Gough Island /ˈɡɒf/, also known historically as Gonçalo Álvares or mistakenly as Diego Alvarez, is a volcanic island in the South Atlantic Ocean. It is a dependency of Tristan da Cunha and part of the British overseas territory of Saint Helena, Ascension and it is uninhabited except for the personnel of a weather station which the South African National Antarctic Programme has maintained continually on the island since 1956. It is one of the most remote places with a constant human presence, Gough Island and Inaccessible Island comprise the UNESCO World Heritage Site of Gough and Inaccessible Islands. The island was first named Ilha de Gonçalo Álvares on Portuguese maps and it was named Gough Island after Captain Charles Gough of the Richmond who sighted the island in 1732. Confusion of the unusual Portuguese saint name Gonçalo with Spanish Diego led to the misnomer Diego Alvarez island in English sources from the 1800s to 1930s. However, the most likely explanation is that it was simply a misreading of Is de Go Alvarez, the name by which the island is represented on some of the early charts, the de Go mutating into Diego. The details of the discovery of Gough Island are unclear, maps during the next three centuries named the island after him. On some later maps, this was given as Diego Alvarez. According to some historians, the English merchant Anthony de la Roché was the first to land on the island, Charles Gough rediscovered the island on 3 March 1732, thinking it was Gonçalo Álvares. Then, in 1732, Captain Gough of the British ship Richmond reported the discovery of a new island, in the early 19th century, sealers sometimes briefly inhabited the island. The earliest known example is a gang from the U. S. ship Amethyst which remained on the island in 1806–1807. The Scottish National Antarctic Expedition on the Scotia made the first visit to the island by a party on 21 April 1904. The Quest Expedition also stopped at the island in 1922, Gough Island was formally claimed in 1938 for Britain, during a visit by HMS Milford of the Royal Navy. In 1995, the island was inscribed as a UNESCO World Heritage Site, in 2004, the site was extended to include Inaccessible Island and renamed Gough and Inaccessible Islands. Gough Island is roughly rectangular with a length of 13 km and it has an area of 91 km2 and rises to heights of over 900 m above sea level. Topographic features include the highest Peak, Edinburgh Peak, Hags Tooth, Mount Rowett, Sea Elephant Bay, Quest Bay, the islands have a cool-temperate oceanic climate, and lie on the edge of the roaring forties. Gough Islands temperatures are very solid between 11 °C and 17 °C during the day year-round, due to its position far out in the Atlantic Ocean. The Atlantic is much cooler in the southern hemisphere than the northern, as a result, summers are extremely cool

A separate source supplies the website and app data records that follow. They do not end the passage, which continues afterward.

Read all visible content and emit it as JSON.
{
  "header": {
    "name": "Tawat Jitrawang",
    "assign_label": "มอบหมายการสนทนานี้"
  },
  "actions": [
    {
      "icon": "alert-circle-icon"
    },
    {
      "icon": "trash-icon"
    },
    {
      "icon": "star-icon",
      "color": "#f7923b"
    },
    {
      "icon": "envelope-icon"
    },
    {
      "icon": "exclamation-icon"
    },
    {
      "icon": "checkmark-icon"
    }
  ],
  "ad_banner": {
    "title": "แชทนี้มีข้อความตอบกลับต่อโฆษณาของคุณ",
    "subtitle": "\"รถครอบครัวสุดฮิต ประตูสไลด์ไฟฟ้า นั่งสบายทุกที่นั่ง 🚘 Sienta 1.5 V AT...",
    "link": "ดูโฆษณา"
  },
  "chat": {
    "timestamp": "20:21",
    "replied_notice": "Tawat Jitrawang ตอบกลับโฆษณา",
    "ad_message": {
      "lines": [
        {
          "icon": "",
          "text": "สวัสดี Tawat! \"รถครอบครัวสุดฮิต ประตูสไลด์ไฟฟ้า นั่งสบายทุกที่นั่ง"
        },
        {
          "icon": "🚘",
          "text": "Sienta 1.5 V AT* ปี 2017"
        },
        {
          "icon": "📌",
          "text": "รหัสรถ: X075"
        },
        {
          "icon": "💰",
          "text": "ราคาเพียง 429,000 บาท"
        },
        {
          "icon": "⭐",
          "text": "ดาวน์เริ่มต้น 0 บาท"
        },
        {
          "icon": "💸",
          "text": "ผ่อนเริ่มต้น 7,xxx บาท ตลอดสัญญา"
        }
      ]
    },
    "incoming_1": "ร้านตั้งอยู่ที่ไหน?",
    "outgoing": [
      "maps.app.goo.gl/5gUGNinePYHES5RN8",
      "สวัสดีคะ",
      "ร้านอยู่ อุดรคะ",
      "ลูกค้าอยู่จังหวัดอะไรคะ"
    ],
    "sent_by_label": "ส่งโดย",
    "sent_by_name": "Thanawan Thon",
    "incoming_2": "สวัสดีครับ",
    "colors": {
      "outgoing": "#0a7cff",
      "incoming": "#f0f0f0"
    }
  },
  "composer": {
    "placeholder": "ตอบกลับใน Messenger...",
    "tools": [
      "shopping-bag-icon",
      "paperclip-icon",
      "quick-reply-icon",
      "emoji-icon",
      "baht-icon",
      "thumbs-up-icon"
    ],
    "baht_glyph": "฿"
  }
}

East coast of Gough Island with 115 m high Penguin Islet lying 0.8 km off the point.
Elephant seal at Gough Island depicted on a 1954 Tristan da Cunha stamp